SALT LAKE CITY -- Some in downtown Salt Lake City love the idea of keeping Salt Lake City Public Libray's doors unlocked around the clock, but others say it would only attract more crime.
Tuesday night, the City Council took public comment to hear what residents think of the idea.
"The proposal is to go to a 24/7 for the library to serve people who are night owls, who may not be able to use library services during regular hours -- and I think there are a lot of those in our city," said Luke Garrott, the Vice Chair of the Salt Lake City Council.
If passed, the downtown Salt Lake City library, 210 E. 400 South, would be the first in the country, maybe the world, to become accessible at all hours.
"We'll be open to everyone, whether it's homeless youth, whether it's the homeless in general or whether it's an entrepreneur, a young family, a shift worker, a student who has to leave because the Marriott is closing -- we want to ensure that we provide an environment and services of the library to everyone," said John Spears, the executive director of library.
City Council members are saying yes to the proposal.
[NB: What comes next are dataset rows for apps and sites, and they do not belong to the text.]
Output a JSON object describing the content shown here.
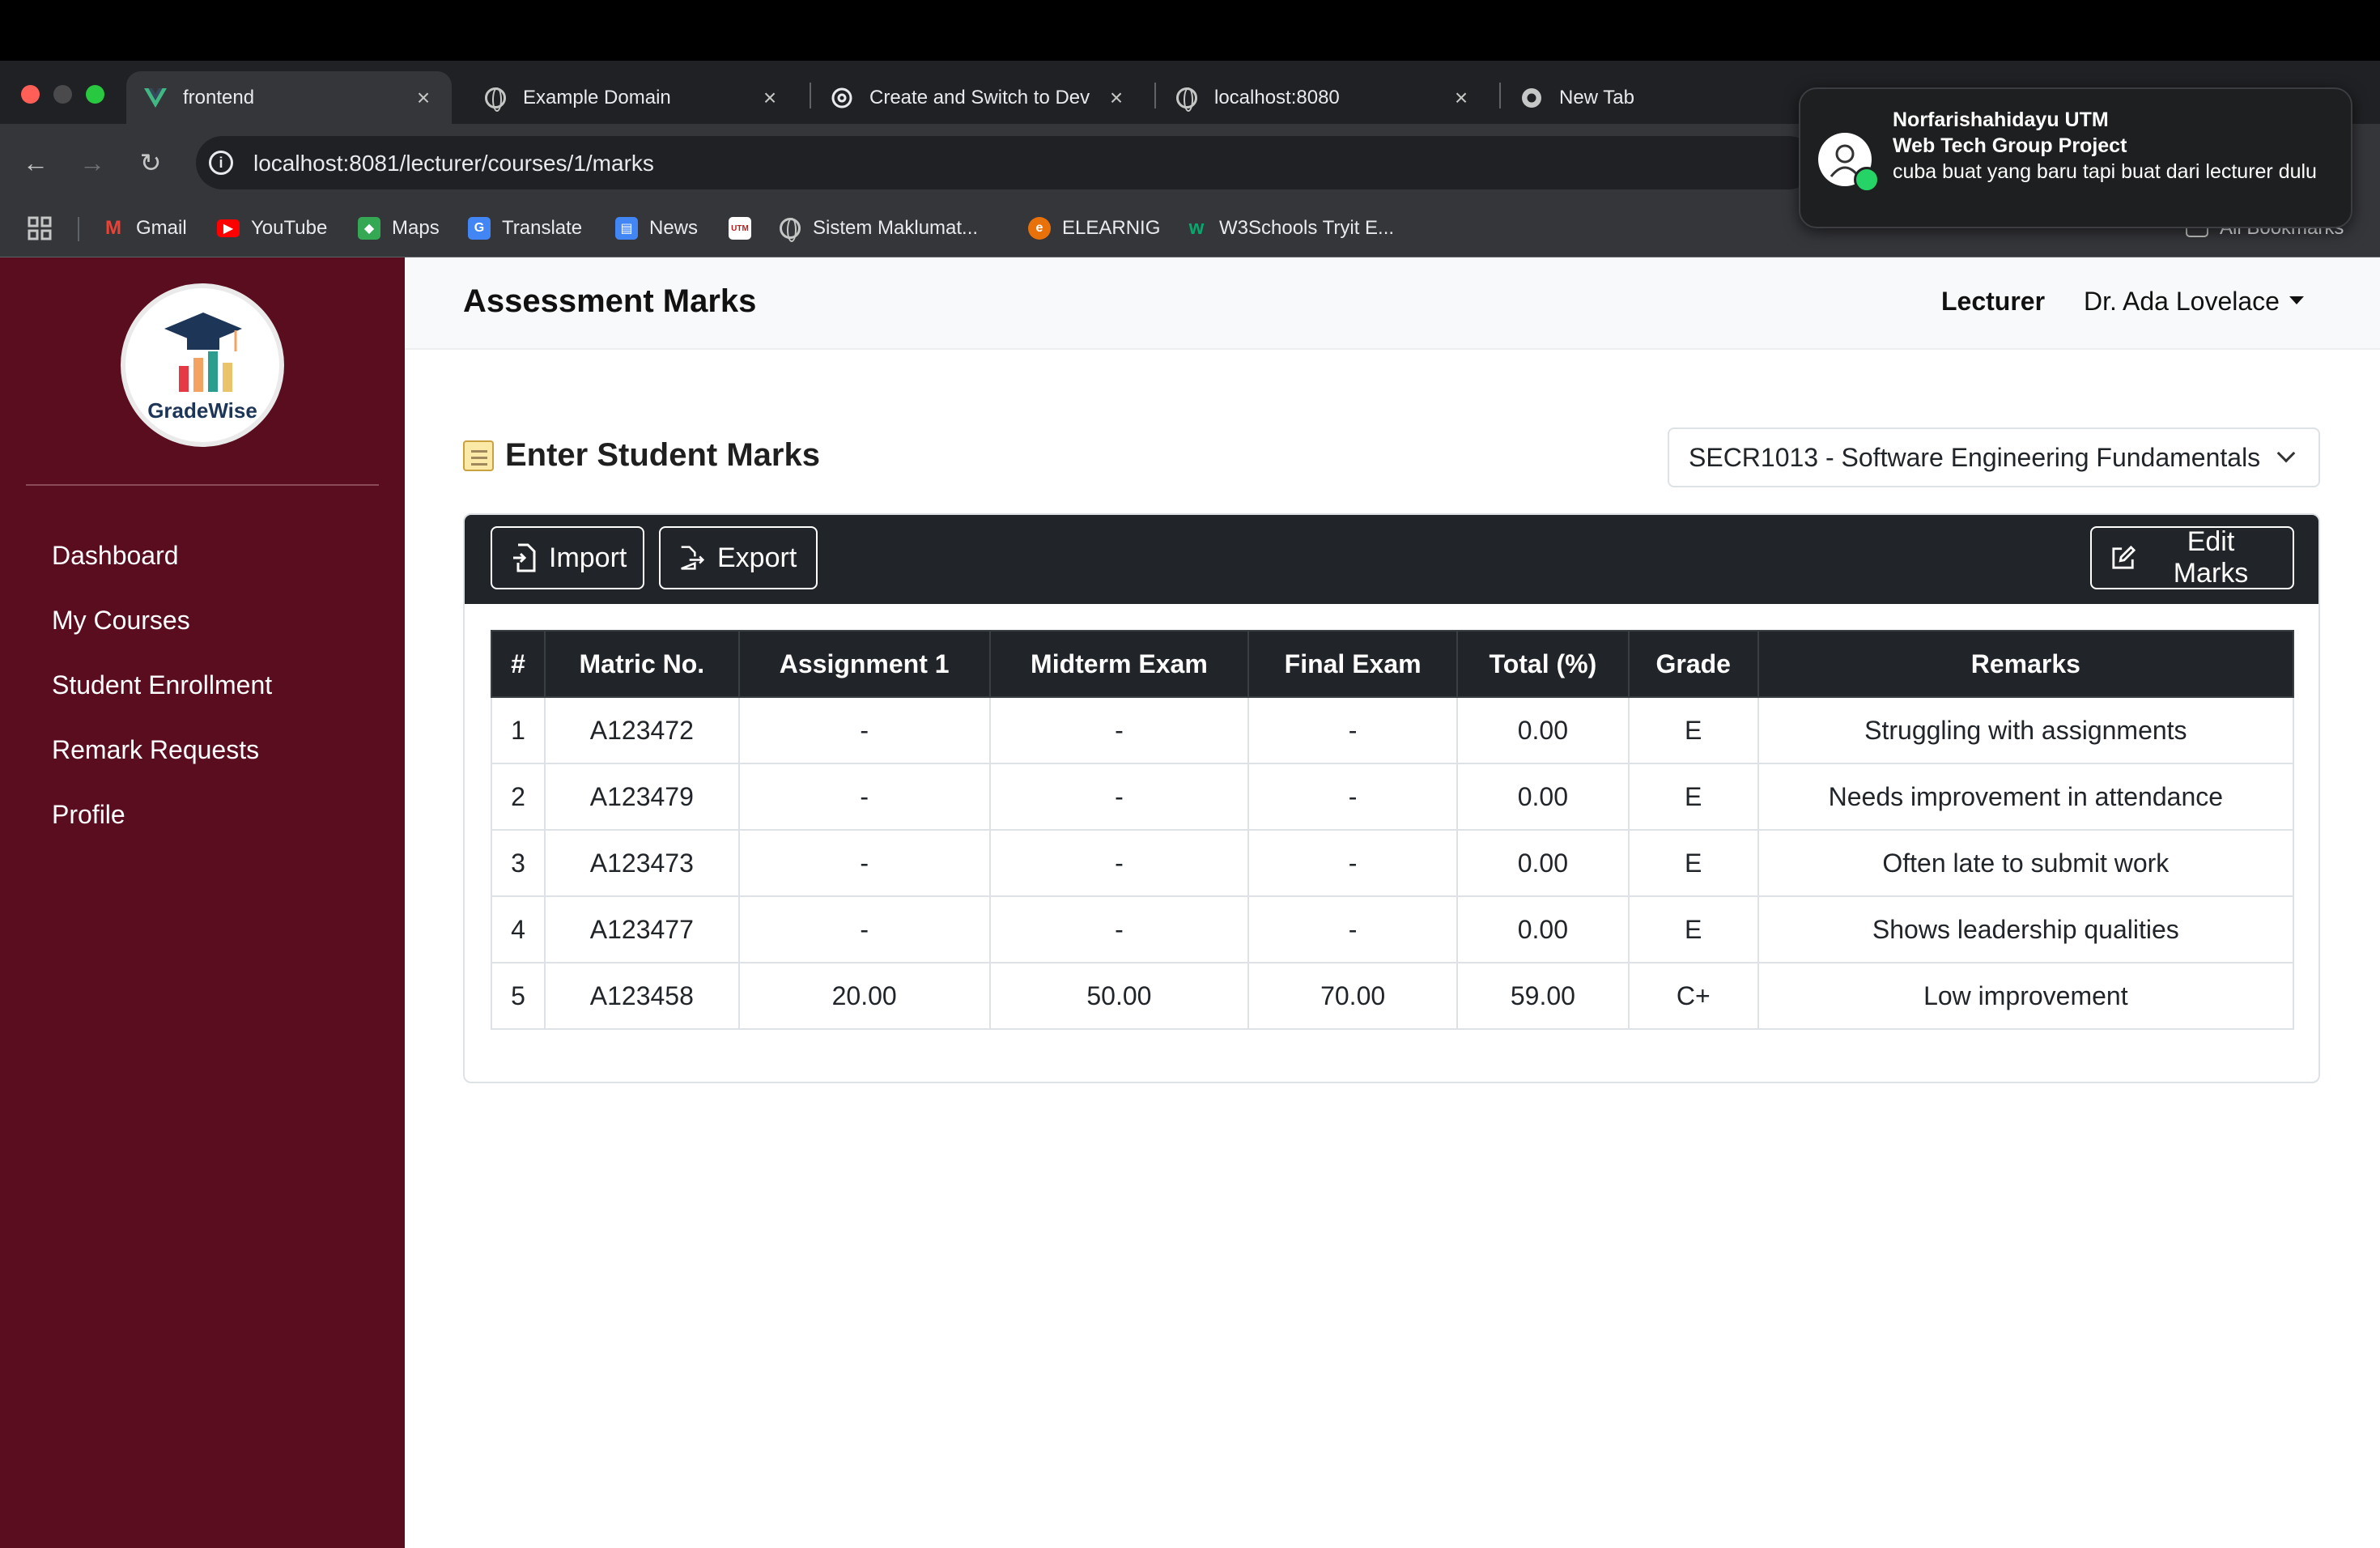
{
  "browser": {
    "tabs": [
      {
        "title": "frontend",
        "icon": "vue-icon",
        "active": true
      },
      {
        "title": "Example Domain",
        "icon": "globe-icon"
      },
      {
        "title": "Create and Switch to Dev",
        "icon": "openai-icon"
      },
      {
        "title": "localhost:8080",
        "icon": "globe-icon"
      },
      {
        "title": "New Tab",
        "icon": "chrome-icon"
      }
    ],
    "url": "localhost:8081/lecturer/courses/1/marks",
    "bookmarks": [
      {
        "label": "Gmail",
        "icon": "gmail-icon",
        "color": "#ea4335"
      },
      {
        "label": "YouTube",
        "icon": "youtube-icon",
        "color": "#ff0000"
      },
      {
        "label": "Maps",
        "icon": "maps-icon",
        "color": "#34a853"
      },
      {
        "label": "Translate",
        "icon": "translate-icon",
        "color": "#4285f4"
      },
      {
        "label": "News",
        "icon": "news-icon",
        "color": "#4285f4"
      },
      {
        "label": "Sistem Maklumat...",
        "icon": "globe-icon",
        "color": "#9aa0a6"
      },
      {
        "label": "ELEARNIG",
        "icon": "elearning-icon",
        "color": "#e8710a"
      },
      {
        "label": "W3Schools Tryit E...",
        "icon": "w3schools-icon",
        "color": "#04aa6d"
      }
    ],
    "all_bookmarks": "All Bookmarks"
  },
  "notification": {
    "sender": "Norfarishahidayu UTM",
    "group": "Web Tech Group Project",
    "message": "cuba buat yang baru tapi buat dari lecturer dulu"
  },
  "sidebar": {
    "logo_text": "GradeWise",
    "items": [
      "Dashboard",
      "My Courses",
      "Student Enrollment",
      "Remark Requests",
      "Profile"
    ]
  },
  "header": {
    "title": "Assessment Marks",
    "role": "Lecturer",
    "user": "Dr. Ada Lovelace"
  },
  "main": {
    "section_title": "Enter Student Marks",
    "course": "SECR1013 - Software Engineering Fundamentals",
    "buttons": {
      "import": "Import",
      "export": "Export",
      "edit": "Edit Marks"
    },
    "table": {
      "headers": [
        "#",
        "Matric No.",
        "Assignment 1",
        "Midterm Exam",
        "Final Exam",
        "Total (%)",
        "Grade",
        "Remarks"
      ],
      "rows": [
        [
          "1",
          "A123472",
          "-",
          "-",
          "-",
          "0.00",
          "E",
          "Struggling with assignments"
        ],
        [
          "2",
          "A123479",
          "-",
          "-",
          "-",
          "0.00",
          "E",
          "Needs improvement in attendance"
        ],
        [
          "3",
          "A123473",
          "-",
          "-",
          "-",
          "0.00",
          "E",
          "Often late to submit work"
        ],
        [
          "4",
          "A123477",
          "-",
          "-",
          "-",
          "0.00",
          "E",
          "Shows leadership qualities"
        ],
        [
          "5",
          "A123458",
          "20.00",
          "50.00",
          "70.00",
          "59.00",
          "C+",
          "Low improvement"
        ]
      ]
    }
  },
  "colors": {
    "sidebar": "#5a0d1f",
    "dark": "#212529"
  }
}
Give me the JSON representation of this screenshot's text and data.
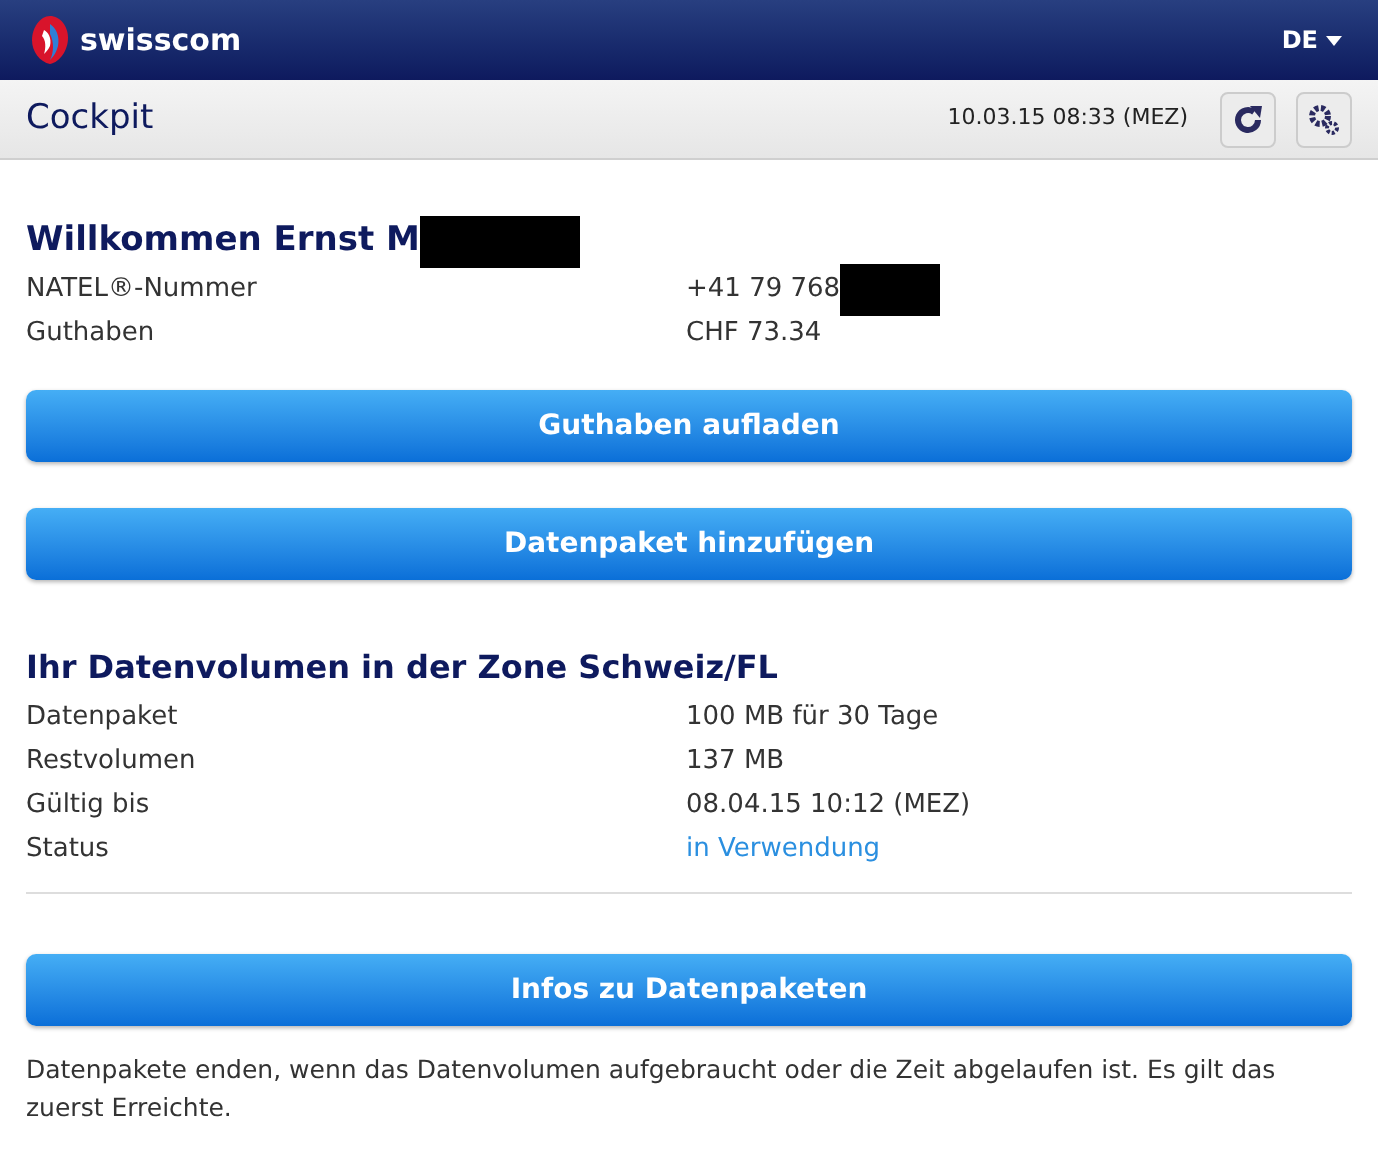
{
  "header": {
    "brand": "swisscom",
    "language": "DE"
  },
  "toolbar": {
    "title": "Cockpit",
    "timestamp": "10.03.15 08:33 (MEZ)"
  },
  "account": {
    "greeting": "Willkommen Ernst M",
    "greeting_redacted": true,
    "rows": [
      {
        "label": "NATEL®-Nummer",
        "value": "+41 79 768",
        "redacted": true
      },
      {
        "label": "Guthaben",
        "value": "CHF 73.34",
        "redacted": false
      }
    ]
  },
  "actions": [
    "Guthaben aufladen",
    "Datenpaket hinzufügen"
  ],
  "data_volume": {
    "title": "Ihr Datenvolumen in der Zone Schweiz/FL",
    "rows": [
      {
        "label": "Datenpaket",
        "value": "100 MB für 30 Tage",
        "kind": "plain"
      },
      {
        "label": "Restvolumen",
        "value": "137 MB",
        "kind": "plain"
      },
      {
        "label": "Gültig bis",
        "value": "08.04.15 10:12 (MEZ)",
        "kind": "plain"
      },
      {
        "label": "Status",
        "value": "in Verwendung",
        "kind": "status"
      }
    ]
  },
  "info_button": "Infos zu Datenpaketen",
  "footnote": "Datenpakete enden, wenn das Datenvolumen aufgebraucht oder die Zeit abgelaufen ist. Es gilt das zuerst Erreichte."
}
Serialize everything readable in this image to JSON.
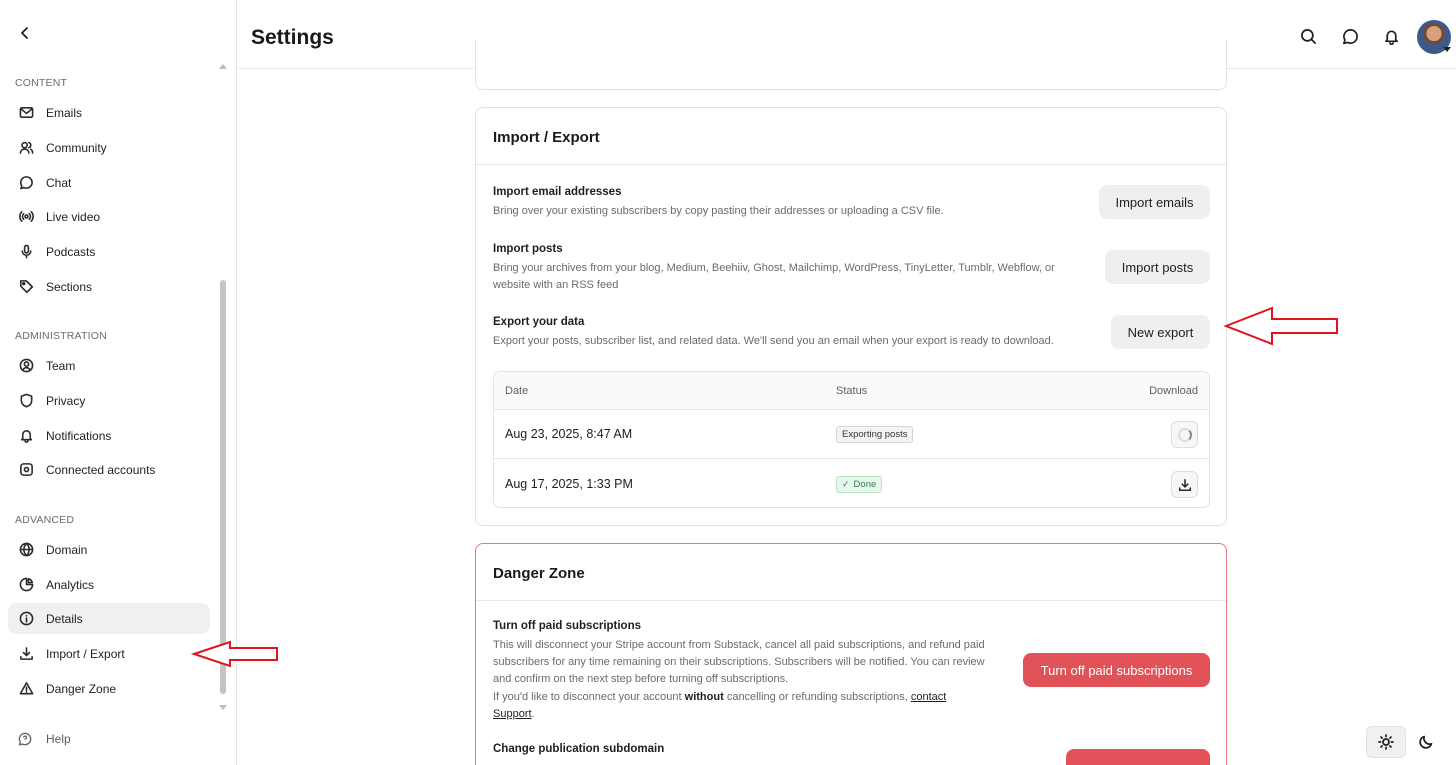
{
  "header": {
    "title": "Settings"
  },
  "sidebar": {
    "sections": [
      {
        "label": "CONTENT"
      },
      {
        "label": "ADMINISTRATION"
      },
      {
        "label": "ADVANCED"
      }
    ],
    "items": [
      {
        "label": "Emails",
        "icon": "mail-icon"
      },
      {
        "label": "Community",
        "icon": "users-icon"
      },
      {
        "label": "Chat",
        "icon": "chat-bubble-icon"
      },
      {
        "label": "Live video",
        "icon": "broadcast-icon"
      },
      {
        "label": "Podcasts",
        "icon": "microphone-icon"
      },
      {
        "label": "Sections",
        "icon": "tag-icon"
      },
      {
        "label": "Team",
        "icon": "user-circle-icon"
      },
      {
        "label": "Privacy",
        "icon": "shield-icon"
      },
      {
        "label": "Notifications",
        "icon": "bell-icon"
      },
      {
        "label": "Connected accounts",
        "icon": "gear-icon"
      },
      {
        "label": "Domain",
        "icon": "globe-icon"
      },
      {
        "label": "Analytics",
        "icon": "pie-chart-icon"
      },
      {
        "label": "Details",
        "icon": "info-icon"
      },
      {
        "label": "Import / Export",
        "icon": "download-icon"
      },
      {
        "label": "Danger Zone",
        "icon": "warning-icon"
      }
    ],
    "active": "Details",
    "help": "Help"
  },
  "import_export": {
    "title": "Import / Export",
    "rows": [
      {
        "title": "Import email addresses",
        "desc": "Bring over your existing subscribers by copy pasting their addresses or uploading a CSV file.",
        "button": "Import emails"
      },
      {
        "title": "Import posts",
        "desc_1": "Bring your archives from your blog, Medium, Beehiiv, Ghost, Mailchimp, WordPress, TinyLetter, Tumblr, Webflow, or",
        "desc_2": "website with an RSS feed",
        "button": "Import posts"
      },
      {
        "title": "Export your data",
        "desc": "Export your posts, subscriber list, and related data. We'll send you an email when your export is ready to download.",
        "button": "New export"
      }
    ],
    "table": {
      "columns": [
        "Date",
        "Status",
        "Download"
      ],
      "rows": [
        {
          "date": "Aug 23, 2025, 8:47 AM",
          "status": "Exporting posts"
        },
        {
          "date": "Aug 17, 2025, 1:33 PM",
          "status": "Done"
        }
      ]
    }
  },
  "danger_zone": {
    "title": "Danger Zone",
    "turn_off": {
      "title": "Turn off paid subscriptions",
      "desc_1": "This will disconnect your Stripe account from Substack, cancel all paid subscriptions, and refund paid",
      "desc_2": "subscribers for any time remaining on their subscriptions. Subscribers will be notified. You can review",
      "desc_3": "and confirm on the next step before turning off subscriptions.",
      "desc_4a": "If you'd like to disconnect your account ",
      "desc_4b": "without",
      "desc_4c": " cancelling or refunding subscriptions, ",
      "link_1": "contact",
      "link_2": "Support",
      "desc_end": ".",
      "button": "Turn off paid subscriptions"
    },
    "subdomain": {
      "title": "Change publication subdomain"
    }
  },
  "colors": {
    "accent_red": "#e15258",
    "annotation_red": "#e0141e",
    "done_green": "#2e7d4f"
  }
}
It would take more than $600,000 to keep the Library open 24/7 and half of the funding will come from private donors. However, not everyone is keen on the idea of having homeless people track through the open space at all hours of the night. On average, about 400 people a day without a home use the facility to stay warm.
"I strongly disagree opening the Library 24/7, with an expressed objective serving the homeless population, among others. Opening the library would bring this neighborhood the unfortunate consequences of increased crime at night," said a Salt Lake City resident during the council meeting Tuesday night.
"My concerns are whether there has been sufficient public input on this question -- this Library board itself has only been pursuing this idea for about two months now, and I've only known about it for a couple of days, it seems like there's been very little time for true assessment of this project," said another resident.
The City Council is expected to vote on this Dec. 9.
Council Members say it would be a two-year pilot program.